The sound of silents
Berlin's Babylon cinema first opened in 1929, and still retains much of its period glamour.
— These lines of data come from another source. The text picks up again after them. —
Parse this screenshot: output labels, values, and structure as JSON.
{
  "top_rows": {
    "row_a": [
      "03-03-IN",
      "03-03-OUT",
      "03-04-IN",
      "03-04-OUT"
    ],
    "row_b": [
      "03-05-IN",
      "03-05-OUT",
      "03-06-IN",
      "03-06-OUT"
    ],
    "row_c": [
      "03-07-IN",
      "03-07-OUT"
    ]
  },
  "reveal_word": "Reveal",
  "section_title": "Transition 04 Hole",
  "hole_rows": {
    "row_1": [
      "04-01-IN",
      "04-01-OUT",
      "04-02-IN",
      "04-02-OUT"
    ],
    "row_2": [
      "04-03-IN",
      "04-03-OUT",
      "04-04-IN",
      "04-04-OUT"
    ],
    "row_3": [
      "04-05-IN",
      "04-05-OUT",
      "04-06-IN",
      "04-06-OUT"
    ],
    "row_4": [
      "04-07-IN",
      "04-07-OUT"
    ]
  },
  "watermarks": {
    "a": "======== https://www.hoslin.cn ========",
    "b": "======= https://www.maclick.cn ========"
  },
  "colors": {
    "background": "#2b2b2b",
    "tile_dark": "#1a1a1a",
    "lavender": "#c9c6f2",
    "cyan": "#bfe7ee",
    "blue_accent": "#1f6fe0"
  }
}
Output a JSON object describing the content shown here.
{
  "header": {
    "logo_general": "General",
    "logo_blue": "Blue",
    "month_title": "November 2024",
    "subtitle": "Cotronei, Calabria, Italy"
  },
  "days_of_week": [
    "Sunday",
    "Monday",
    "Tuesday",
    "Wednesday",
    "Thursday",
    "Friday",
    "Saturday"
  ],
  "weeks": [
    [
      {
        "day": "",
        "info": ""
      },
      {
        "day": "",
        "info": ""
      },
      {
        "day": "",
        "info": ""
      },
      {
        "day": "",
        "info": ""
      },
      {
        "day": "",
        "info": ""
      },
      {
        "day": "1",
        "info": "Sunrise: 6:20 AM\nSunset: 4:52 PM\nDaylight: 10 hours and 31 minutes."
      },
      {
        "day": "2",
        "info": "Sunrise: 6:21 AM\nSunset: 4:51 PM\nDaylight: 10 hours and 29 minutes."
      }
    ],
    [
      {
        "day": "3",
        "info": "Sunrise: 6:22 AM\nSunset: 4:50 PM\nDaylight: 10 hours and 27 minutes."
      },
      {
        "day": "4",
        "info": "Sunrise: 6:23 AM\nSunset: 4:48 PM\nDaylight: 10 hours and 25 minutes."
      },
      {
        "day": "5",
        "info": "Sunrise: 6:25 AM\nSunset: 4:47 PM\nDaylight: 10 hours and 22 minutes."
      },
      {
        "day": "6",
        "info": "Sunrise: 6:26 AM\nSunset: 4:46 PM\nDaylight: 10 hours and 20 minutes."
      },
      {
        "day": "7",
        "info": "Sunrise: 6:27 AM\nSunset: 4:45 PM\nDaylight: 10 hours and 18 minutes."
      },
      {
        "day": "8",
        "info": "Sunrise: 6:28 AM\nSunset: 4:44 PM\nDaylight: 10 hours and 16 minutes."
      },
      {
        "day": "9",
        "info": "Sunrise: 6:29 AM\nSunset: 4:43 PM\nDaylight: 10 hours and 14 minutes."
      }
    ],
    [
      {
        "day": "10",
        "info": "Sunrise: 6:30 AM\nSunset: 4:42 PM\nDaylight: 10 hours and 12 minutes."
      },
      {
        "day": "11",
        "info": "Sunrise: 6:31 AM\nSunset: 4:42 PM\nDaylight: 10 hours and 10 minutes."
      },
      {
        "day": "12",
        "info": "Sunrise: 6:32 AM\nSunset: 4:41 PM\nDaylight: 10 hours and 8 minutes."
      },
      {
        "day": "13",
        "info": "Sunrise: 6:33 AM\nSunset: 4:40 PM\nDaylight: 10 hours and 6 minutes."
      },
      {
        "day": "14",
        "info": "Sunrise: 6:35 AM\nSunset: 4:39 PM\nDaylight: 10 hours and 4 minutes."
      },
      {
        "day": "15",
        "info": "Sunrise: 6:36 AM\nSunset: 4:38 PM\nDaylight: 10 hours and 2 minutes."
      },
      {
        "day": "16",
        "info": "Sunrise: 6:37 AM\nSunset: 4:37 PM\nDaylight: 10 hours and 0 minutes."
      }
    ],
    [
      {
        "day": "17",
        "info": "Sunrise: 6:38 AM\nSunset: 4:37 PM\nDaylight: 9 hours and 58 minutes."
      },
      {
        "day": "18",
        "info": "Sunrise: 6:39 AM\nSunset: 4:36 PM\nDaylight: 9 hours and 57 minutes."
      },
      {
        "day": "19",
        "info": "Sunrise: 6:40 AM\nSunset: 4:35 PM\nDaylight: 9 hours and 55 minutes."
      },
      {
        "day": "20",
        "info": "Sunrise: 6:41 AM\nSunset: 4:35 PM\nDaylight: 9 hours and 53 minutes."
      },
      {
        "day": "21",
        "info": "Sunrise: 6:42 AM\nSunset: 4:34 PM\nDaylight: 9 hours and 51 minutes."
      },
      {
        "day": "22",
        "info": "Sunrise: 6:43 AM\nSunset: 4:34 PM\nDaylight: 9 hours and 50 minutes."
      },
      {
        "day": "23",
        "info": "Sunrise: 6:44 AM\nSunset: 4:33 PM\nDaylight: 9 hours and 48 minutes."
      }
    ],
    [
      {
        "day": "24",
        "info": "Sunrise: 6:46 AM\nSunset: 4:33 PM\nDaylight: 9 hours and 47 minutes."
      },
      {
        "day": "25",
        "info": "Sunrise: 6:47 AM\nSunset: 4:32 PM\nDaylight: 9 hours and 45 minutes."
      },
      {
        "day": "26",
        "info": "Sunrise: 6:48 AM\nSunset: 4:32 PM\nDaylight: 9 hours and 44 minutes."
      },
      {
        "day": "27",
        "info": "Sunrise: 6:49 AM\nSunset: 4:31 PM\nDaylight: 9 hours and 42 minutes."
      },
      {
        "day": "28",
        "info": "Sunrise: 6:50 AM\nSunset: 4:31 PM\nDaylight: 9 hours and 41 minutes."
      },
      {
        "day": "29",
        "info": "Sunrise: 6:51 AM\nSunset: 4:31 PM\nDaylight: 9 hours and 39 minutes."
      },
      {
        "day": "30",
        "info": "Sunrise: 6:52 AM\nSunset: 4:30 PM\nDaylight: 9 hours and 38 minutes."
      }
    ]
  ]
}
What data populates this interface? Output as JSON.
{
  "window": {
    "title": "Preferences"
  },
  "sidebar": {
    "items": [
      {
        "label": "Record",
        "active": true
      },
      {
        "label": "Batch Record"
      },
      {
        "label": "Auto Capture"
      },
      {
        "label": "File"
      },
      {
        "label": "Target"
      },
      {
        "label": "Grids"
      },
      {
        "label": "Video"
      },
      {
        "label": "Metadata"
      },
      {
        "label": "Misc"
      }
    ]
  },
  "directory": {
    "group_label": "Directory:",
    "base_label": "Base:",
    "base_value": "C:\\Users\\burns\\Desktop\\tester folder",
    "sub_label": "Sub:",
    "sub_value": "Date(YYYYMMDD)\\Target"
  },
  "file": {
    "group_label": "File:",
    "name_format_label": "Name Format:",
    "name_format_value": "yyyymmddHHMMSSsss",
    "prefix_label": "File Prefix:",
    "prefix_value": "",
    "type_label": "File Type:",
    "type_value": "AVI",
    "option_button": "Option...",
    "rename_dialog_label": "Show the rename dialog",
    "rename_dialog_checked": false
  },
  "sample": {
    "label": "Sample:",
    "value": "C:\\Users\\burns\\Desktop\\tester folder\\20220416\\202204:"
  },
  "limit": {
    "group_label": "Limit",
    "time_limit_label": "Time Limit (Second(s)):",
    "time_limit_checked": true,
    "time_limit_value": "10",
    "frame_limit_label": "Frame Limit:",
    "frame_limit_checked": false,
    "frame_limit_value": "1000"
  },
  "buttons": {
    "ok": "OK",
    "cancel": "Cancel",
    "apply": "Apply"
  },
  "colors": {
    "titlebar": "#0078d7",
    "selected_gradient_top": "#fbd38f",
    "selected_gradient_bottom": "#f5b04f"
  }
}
Known today for sharp, art-house inflected programming, it's long been a destination for the city's discerning cinephiles.
The real star of the show, though, is the Babylon's miraculously preserved cinema organ (no smirking, please).
Berlin's only surviving such instrument, and the largest in Germany, the Philips-Kino-Orgel was built to provide a thrilling musical accompaniment to silent movies, complete with sound effects including beating drums, car horns and ringing telephones.
And with credentials such as 100 stops and 913 pipes, even non-experts can work out that this is a rather special music-making machine.
It was restored, along with the rest of the cinema, as far back as 2001, but its subsequent use has been a patchy affair.
Now, however, the Babylon seems to have found a full-time organist (less easy then it may sound, given the instrument's complexity and the need to improvise entirely for a movie's duration) and promises a frequent programme of silent movie classics with 'soundtracks' provided the old-fashioned way.
At time of writing, many of these performances are FREE, so check the website for further details. Advance booking highly recommended.
Babylon cinema: Rosa-Luxemburg-Straße 30, 10178 Berlin